Catholics on both sides of presidential ticket demonstrate split among the faithful

Updated
 

Much is being made of having two Catholics running on separate presidential tickets this year. Vice President Joe Biden is arguably one of the country’s most well-known Catholics and Paul Ryan, the newly named running mate of Mitt Romney, is also Catholic.

Having a Catholic on each side of the ticket, although as the VP, is a first for the country and a milestone for Catholics. Those raised in Catholic homes remember the impact that John F. Kennedy’s election as the country’s first Catholic president had on the community. (Full disclosure: My paternal grandparents kept a portrait of JFK hung on the wall in recognition of this feat.)

The fight for the 2012 Catholic vote shows how relevant this voting bloc remains and how truly non-monolithic it has become. The Washington Post’s Chris Cillizza called the Catholic vote the “2012 bellwether” back in May when Catholics were split down the middle on Romney vs. President Obama. Catholics have voted for eight out of the nine last presidential winners, pointed out msnbc’s Thomas Roberts (video after the jump).

In 2008, Obama won 52% of the Catholic vote while Sen. John McCain took 45%.

Neither the Republican nor the Democratic ticket this time around has escaped scrutiny from Catholic leadership.

 

President Obama was dinged for his controversial health care law that included a mandate regarding insurance coverage for contraceptives (an item traditionally frowned upon by church leadership, though not as many of its followers). The Obama-Biden ticket is also pro-choice and pro-gay-marriage, also traditional Catholic no-nos.

However, today’s Catholic isn’t JFK’s Catholic. For example, 51% of Catholics believe gay marriage should be legal, according to the latest Gallup poll, a substantial percentage and on par with the beliefs of Americans overall (50%).
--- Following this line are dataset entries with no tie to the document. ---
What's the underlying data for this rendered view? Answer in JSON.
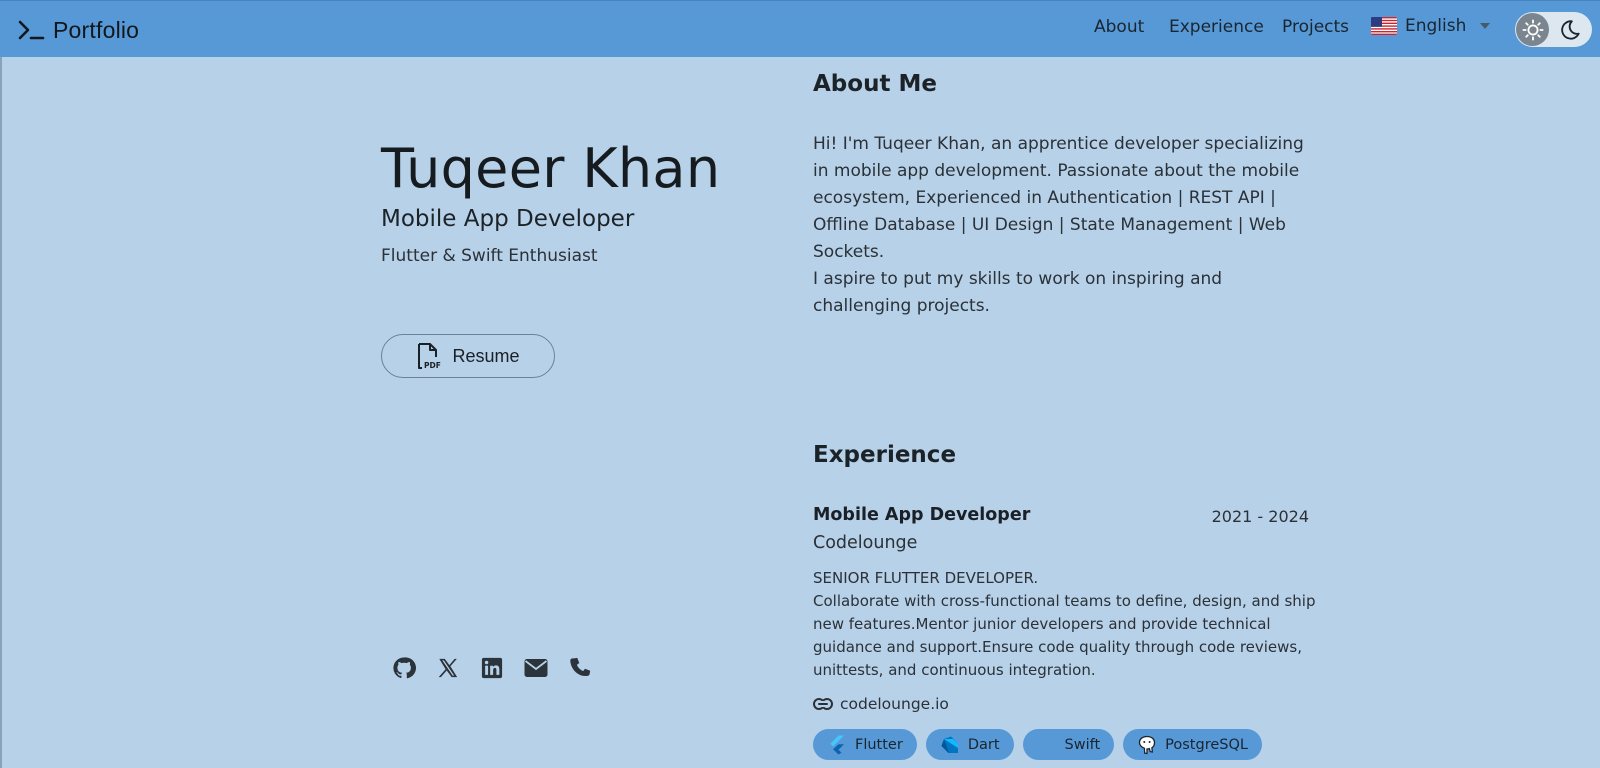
{
  "navbar": {
    "brand": "Portfolio",
    "links": [
      "About",
      "Experience",
      "Projects"
    ],
    "language": "English",
    "language_icon": "us-flag-icon",
    "theme_icons": [
      "sun-icon",
      "moon-icon"
    ],
    "background": "#5699d6"
  },
  "hero": {
    "name": "Tuqeer Khan",
    "role": "Mobile App Developer",
    "tagline": "Flutter & Swift Enthusiast",
    "resume_label": "Resume",
    "resume_icon": "pdf-file-icon",
    "socials": [
      "github-icon",
      "x-icon",
      "linkedin-icon",
      "email-icon",
      "phone-icon"
    ]
  },
  "about": {
    "heading": "About Me",
    "lines": [
      "Hi! I'm Tuqeer Khan, an apprentice developer specializing",
      "in mobile app development. Passionate about the mobile",
      "ecosystem, Experienced in Authentication | REST API |",
      "Offline Database | UI Design | State Management | Web",
      "Sockets.",
      "I aspire to put my skills to work on inspiring and",
      "challenging projects."
    ]
  },
  "experience": {
    "heading": "Experience",
    "job": {
      "title": "Mobile App Developer",
      "dates": "2021 - 2024",
      "company": "Codelounge",
      "description_lines": [
        "SENIOR FLUTTER DEVELOPER.",
        "Collaborate with cross-functional teams to define, design, and ship",
        "new features.Mentor junior developers and provide technical",
        "guidance and support.Ensure code quality through code reviews,",
        "unittests, and continuous integration."
      ],
      "link": "codelounge.io",
      "chips": [
        {
          "label": "Flutter",
          "icon": "flutter-icon"
        },
        {
          "label": "Dart",
          "icon": "dart-icon"
        },
        {
          "label": "Swift",
          "icon": "swift-icon"
        },
        {
          "label": "PostgreSQL",
          "icon": "postgresql-icon"
        }
      ]
    }
  },
  "colors": {
    "page_background": "#b7d1e9",
    "accent": "#5699d6"
  }
}
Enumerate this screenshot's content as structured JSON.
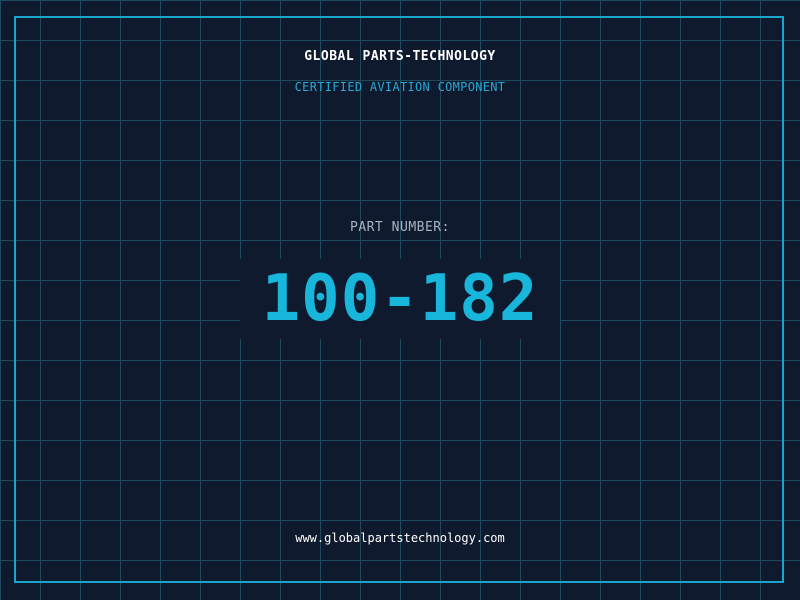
{
  "label": {
    "company": "GLOBAL PARTS-TECHNOLOGY",
    "subtitle": "CERTIFIED AVIATION COMPONENT",
    "part_label": "PART NUMBER:",
    "part_number": "100-182",
    "website": "www.globalpartstechnology.com"
  },
  "colors": {
    "background": "#101a2e",
    "grid": "#1f4a5e",
    "frame": "#1aa6cc",
    "accent": "#19b6dc",
    "subtitle": "#2aa7d4"
  }
}
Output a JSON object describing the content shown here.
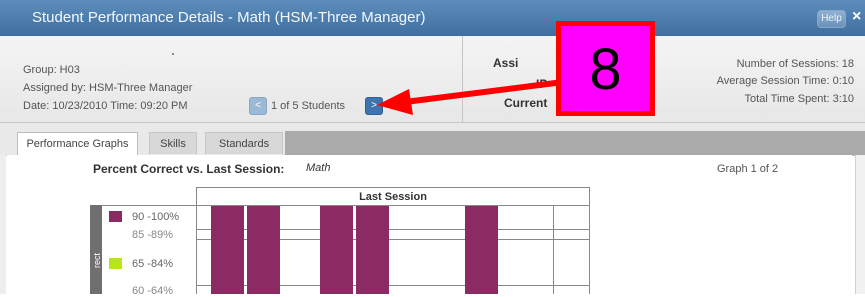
{
  "window": {
    "title": "Student Performance Details  - Math (HSM-Three Manager)",
    "help_label": "Help",
    "close_label": "×"
  },
  "info": {
    "group": "Group: H03",
    "assigned_by": "Assigned by: HSM-Three Manager",
    "date": "Date: 10/23/2010 Time: 09:20 PM",
    "nav_prev": "<",
    "nav_count": "1 of 5 Students",
    "nav_next": ">",
    "mid_label_1": "Assi",
    "mid_label_2": "IP",
    "mid_label_3": "Current"
  },
  "stats": {
    "sessions": "Number of Sessions:  18",
    "avg_time": "Average Session Time:  0:10",
    "total_time": "Total Time Spent:  3:10"
  },
  "callout": {
    "number": "8"
  },
  "tabs": [
    {
      "label": "Performance Graphs",
      "active": true
    },
    {
      "label": "Skills",
      "active": false
    },
    {
      "label": "Standards",
      "active": false
    }
  ],
  "graph": {
    "title": "Percent Correct vs. Last Session:",
    "subject": "Math",
    "count": "Graph 1 of 2",
    "column_header": "Last Session",
    "side_label": "rect",
    "legend": [
      {
        "label": "90 -100%",
        "color": "#8b2a63"
      },
      {
        "label": "85 -89%",
        "color": ""
      },
      {
        "label": "65 -84%",
        "color": "#b6e51a"
      },
      {
        "label": "60 -64%",
        "color": ""
      }
    ],
    "bar_color": "#8b2a63"
  }
}
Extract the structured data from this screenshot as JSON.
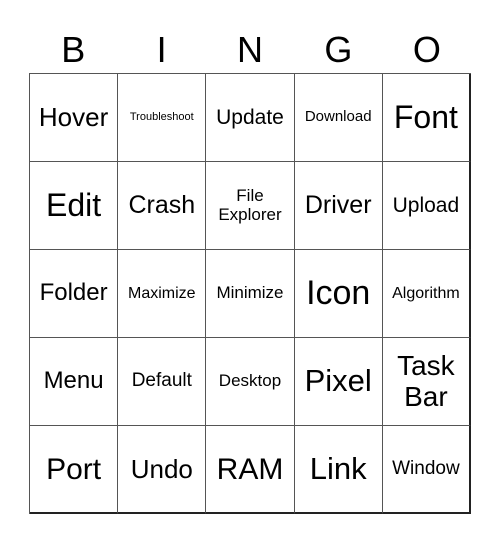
{
  "header": [
    "B",
    "I",
    "N",
    "G",
    "O"
  ],
  "cells": [
    "Hover",
    "Troubleshoot",
    "Update",
    "Download",
    "Font",
    "Edit",
    "Crash",
    "File Explorer",
    "Driver",
    "Upload",
    "Folder",
    "Maximize",
    "Minimize",
    "Icon",
    "Algorithm",
    "Menu",
    "Default",
    "Desktop",
    "Pixel",
    "Task Bar",
    "Port",
    "Undo",
    "RAM",
    "Link",
    "Window"
  ]
}
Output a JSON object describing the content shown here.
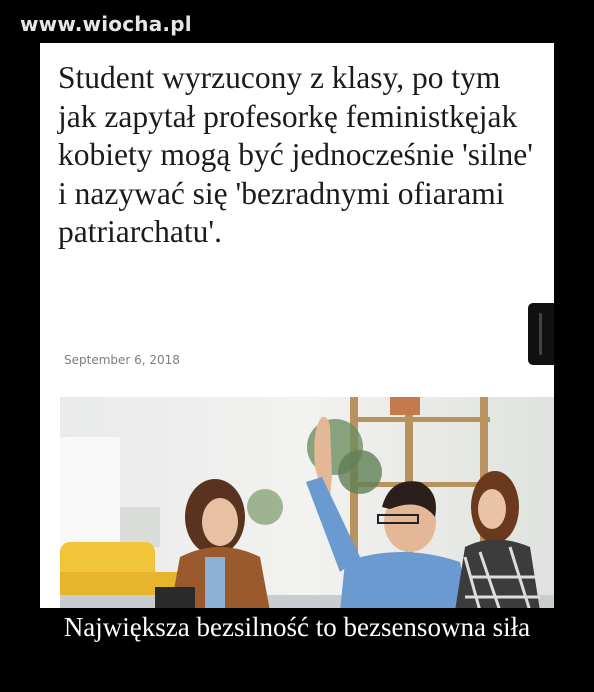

Rep. Paul Ryan, who embodies the social conservative aspect of Catholics (pro-life, traditional marriage), has ticked off the charitable credo of the church with his budget that would institute massive cuts to programs that aid the poor, such as food stamps.

Bishops spoke out against his budget, nuns rode across country in protest, and other religious groups have also decried the cuts.   

So which brand of Catholicism will win out this year? That was the question put to a panel on NOW with Alex Wagner Tuesday (video above).

“I do think that Ryan can help with the Catholic vote,” said Patricia Murphy of Citizen Jane Politics. “He is a very devout, almost Evangelical breed of Catholic.”

But Ari Melber of The Nation argued that Ryan’s budget was “unusually and intensely cruel,” to the country’s poorest, a community Catholics have traditionally aimed to protect and serve.

A similar debate played out between two Catholics on msnbc earlier in the day. Former Rep. Patrick Murphy of Pennsylvania said that Obama-Biden would be victorious once again among Catholics because “their policies clearly mirror the teachings of Jesus Christ and that is to look after the least among us.”

Although the most recent Pew Research Center poll showed Obama holding nearly a 10-percentage-point lead over Romney (51% to 42%), Matt Smith, president of the Catholic Advocate was unconvinced.

“The least among us begins with the unborn and what this administration has done has been one of the most pro-abortion administrations in this country’s history and that is the settled issue of our church along with the sanctity of marriage,” he said. “That is something that faithful Catholics are not going to stand for in this election.”

Interestingly, the Pew poll showed that Catholics also generally believed that President Obama would do a better job of reflecting their views on social issues than Romney would (51% vs. 34%).

Catholics on both sides of presidential ticket demonstrate split among the faithful

Updated